It rains all the time and it has a higher unemployment rate than San Francisco.

And it's also 90 miles inward - like Sacramento.


Posted by Troll II on Apr. 11, 2012 @ 12:52 pm

People who have an expectation of open space in the most densely populated city on the west coast would do well to move to portland.

Posted by Bob on Apr. 11, 2012 @ 10:48 am

Cool, dude. Have fun with the 1% technocrati when all the working people with pretty normal expectations have left. I've heard there's some great $4500-a-month 2 bedrooms being developed for the next round of "affordable" housing.

Posted by Parvo on Apr. 11, 2012 @ 11:30 am

His comment was about open space. Yours was the same tired, baseless line of bullshit about how terrible, rich computer people with lots of money are taking over.

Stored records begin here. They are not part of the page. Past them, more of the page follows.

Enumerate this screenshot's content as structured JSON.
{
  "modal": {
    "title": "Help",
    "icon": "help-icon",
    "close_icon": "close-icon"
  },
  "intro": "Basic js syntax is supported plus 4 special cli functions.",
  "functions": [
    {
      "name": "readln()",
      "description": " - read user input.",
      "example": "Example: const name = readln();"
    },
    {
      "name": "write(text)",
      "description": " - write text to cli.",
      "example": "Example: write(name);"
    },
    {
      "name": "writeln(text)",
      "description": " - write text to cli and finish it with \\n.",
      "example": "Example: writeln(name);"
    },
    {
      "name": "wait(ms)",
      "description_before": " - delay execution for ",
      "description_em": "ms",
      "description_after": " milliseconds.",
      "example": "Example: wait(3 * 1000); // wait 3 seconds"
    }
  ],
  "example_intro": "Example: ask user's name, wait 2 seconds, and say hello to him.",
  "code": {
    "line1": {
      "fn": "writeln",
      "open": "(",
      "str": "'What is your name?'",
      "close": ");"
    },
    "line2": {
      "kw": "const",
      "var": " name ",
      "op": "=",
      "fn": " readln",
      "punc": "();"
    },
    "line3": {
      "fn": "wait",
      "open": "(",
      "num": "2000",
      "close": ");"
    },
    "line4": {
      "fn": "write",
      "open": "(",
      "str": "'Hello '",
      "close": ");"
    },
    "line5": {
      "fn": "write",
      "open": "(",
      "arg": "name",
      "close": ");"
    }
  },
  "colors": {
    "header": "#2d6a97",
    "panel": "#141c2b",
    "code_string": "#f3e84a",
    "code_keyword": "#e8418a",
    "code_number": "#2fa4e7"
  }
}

Posted by Longtime Lurker on Apr. 11, 2012 @ 2:06 pm

Why seek to micro-manage the demographics here?

It's not like SF needs more bad artists, musicians and writers. You can't spit in the street without hitting one.

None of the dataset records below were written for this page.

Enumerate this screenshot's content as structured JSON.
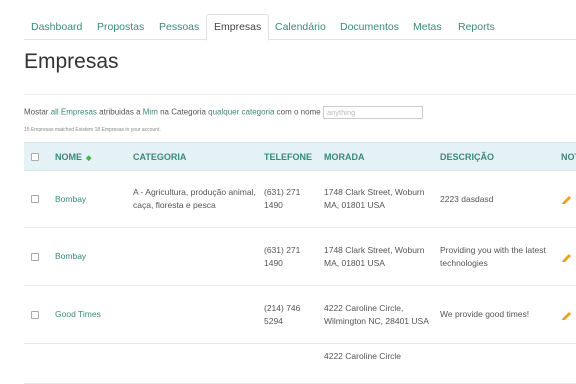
{
  "nav": {
    "tabs": [
      {
        "label": "Dashboard"
      },
      {
        "label": "Propostas"
      },
      {
        "label": "Pessoas"
      },
      {
        "label": "Empresas",
        "active": true
      },
      {
        "label": "Calendário"
      },
      {
        "label": "Documentos"
      },
      {
        "label": "Metas"
      },
      {
        "label": "Reports"
      }
    ]
  },
  "page": {
    "title": "Empresas"
  },
  "filter": {
    "prefix": "Mostar",
    "scope": "all Empresas",
    "assigned_text": "atribuidas a",
    "assignee": "Mim",
    "category_text": "na Categoria",
    "category": "qualquer categoria",
    "name_text": "com o nome",
    "name_placeholder": "anything"
  },
  "summary": "15 Empresas matched Existem 18 Empresas in your account.",
  "table": {
    "columns": {
      "name": "NOME",
      "category": "CATEGORIA",
      "phone": "TELEFONE",
      "address": "MORADA",
      "description": "DESCRIÇÃO",
      "notes": "NOTAS"
    },
    "rows": [
      {
        "name": "Bombay",
        "category": "A - Agricultura, produção animal, caça, floresta e pesca",
        "phone": "(631) 271 1490",
        "address": "1748 Clark Street, Woburn MA, 01801 USA",
        "description": "2223  dasdasd"
      },
      {
        "name": "Bombay",
        "category": "",
        "phone": "(631) 271 1490",
        "address": "1748 Clark Street, Woburn MA, 01801 USA",
        "description": "Providing you with the latest technologies"
      },
      {
        "name": "Good Times",
        "category": "",
        "phone": "(214) 746 5294",
        "address": "4222 Caroline Circle, Wilmington NC, 28401 USA",
        "description": "We provide good times!"
      },
      {
        "name": "",
        "category": "",
        "phone": "",
        "address": "4222 Caroline Circle",
        "description": ""
      }
    ]
  },
  "colors": {
    "accent": "#3a8a7a",
    "header_bg": "#e4f1f5",
    "edit_icon": "#e8a317"
  }
}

Desirable places cost more. Changing that is like peeing into the wind. You get wet, smelly and it's futile.

Posted by Guest on Apr. 11, 2012 @ 1:11 pm

We have multiple intractable problems: 1) lack of affordable housing which electeds have seen as an "issue" since I moved here but have failed to actually do anything about, systemically or strategically 2) a failed local mass transit system that electeds have seen as an "issue" since I moved here but have failed to actually do anything about, systemically or strategically, and 3) a failing park system which electeds have seen as an "issue" since I moved here but have failed to actually do anything about, systemically or strategically. These important components of a quality city life do not magically improve themselves, yet timidity at the Executive and Legislative levels of city government prevents us from even talking about basic and strategic revenue planning and the need for taxes. We are a City fixated on cutting budgets - a wholly unprofessional, unsustainable and deadly way to run a City. I urge our City leaders to buck up; hire in some proven, high performance talent to help San Francisco get on the path to long term, productive fiscal health. I believe that most citizens would welcome a robust, mature, adult, dialogue about what needs to be done to help us get where we need to go.

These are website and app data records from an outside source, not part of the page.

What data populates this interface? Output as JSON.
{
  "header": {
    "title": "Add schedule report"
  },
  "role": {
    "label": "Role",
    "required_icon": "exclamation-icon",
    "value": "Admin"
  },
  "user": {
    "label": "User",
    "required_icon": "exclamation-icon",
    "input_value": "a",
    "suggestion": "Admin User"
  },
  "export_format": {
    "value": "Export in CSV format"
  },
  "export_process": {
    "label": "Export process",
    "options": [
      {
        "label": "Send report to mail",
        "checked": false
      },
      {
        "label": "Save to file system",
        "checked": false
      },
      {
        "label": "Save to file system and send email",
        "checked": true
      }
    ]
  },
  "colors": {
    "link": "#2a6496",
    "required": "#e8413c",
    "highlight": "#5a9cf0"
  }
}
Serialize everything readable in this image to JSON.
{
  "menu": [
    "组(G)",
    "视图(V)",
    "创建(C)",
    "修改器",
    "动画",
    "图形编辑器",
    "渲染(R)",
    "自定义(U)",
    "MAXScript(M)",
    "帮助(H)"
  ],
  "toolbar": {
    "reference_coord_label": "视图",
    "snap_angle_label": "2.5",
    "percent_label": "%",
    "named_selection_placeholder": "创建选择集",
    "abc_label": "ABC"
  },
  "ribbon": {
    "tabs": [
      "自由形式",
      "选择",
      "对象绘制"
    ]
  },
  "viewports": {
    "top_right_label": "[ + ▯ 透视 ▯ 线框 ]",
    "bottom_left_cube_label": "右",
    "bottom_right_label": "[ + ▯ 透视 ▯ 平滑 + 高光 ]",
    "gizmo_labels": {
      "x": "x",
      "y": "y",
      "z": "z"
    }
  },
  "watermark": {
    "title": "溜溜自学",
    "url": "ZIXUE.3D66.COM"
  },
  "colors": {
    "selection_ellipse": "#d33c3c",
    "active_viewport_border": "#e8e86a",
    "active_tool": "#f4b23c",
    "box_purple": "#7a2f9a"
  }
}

Posted by Guest observer on Apr. 11, 2012 @ 1:15 pm

High crime, a lousy economy, collapsing home prices and the city is nearly bankrupt with an incompetent mayor and city council.

Over my dead body.

Posted by Guest on Apr. 12, 2012 @ 6:25 am

Hi Bruce,
You sure stirred up a pack of hornets with your logical editorial. A city that draws millions of tourists per year, due to it's history and reputation, can lose it's soul when it gets too expensive to keep them and the next generation of artists. Further, most homeless studies show that the majority are natives who can't afford to live in the city in which they were born.

The real-estate speculators and landlords are like soul-suckers, who ride the attraction and despoil the fermentation process.

Most boards in the city only meet once a week, or less often, but the Assessment Appeals Board meets twice a day, five days a week, giving out tax breaks to millionaires.

Check out the daily agendas and count how many millions are depreciated by these crocodiles.

Posted by Guest David Grace on Apr. 13, 2012 @ 4:43 am

"On Tuesday, the San Francisco Business Times’ J.K. Dineen broke the story that Brugmann and Dibble are selling the Guardian’s office building for $6.5 million, an interesting development given Brugmann’s historic aversion to the corporate world, developers and speculative real estate."


Posted by m5w on Apr. 30, 2012 @ 12:35 pm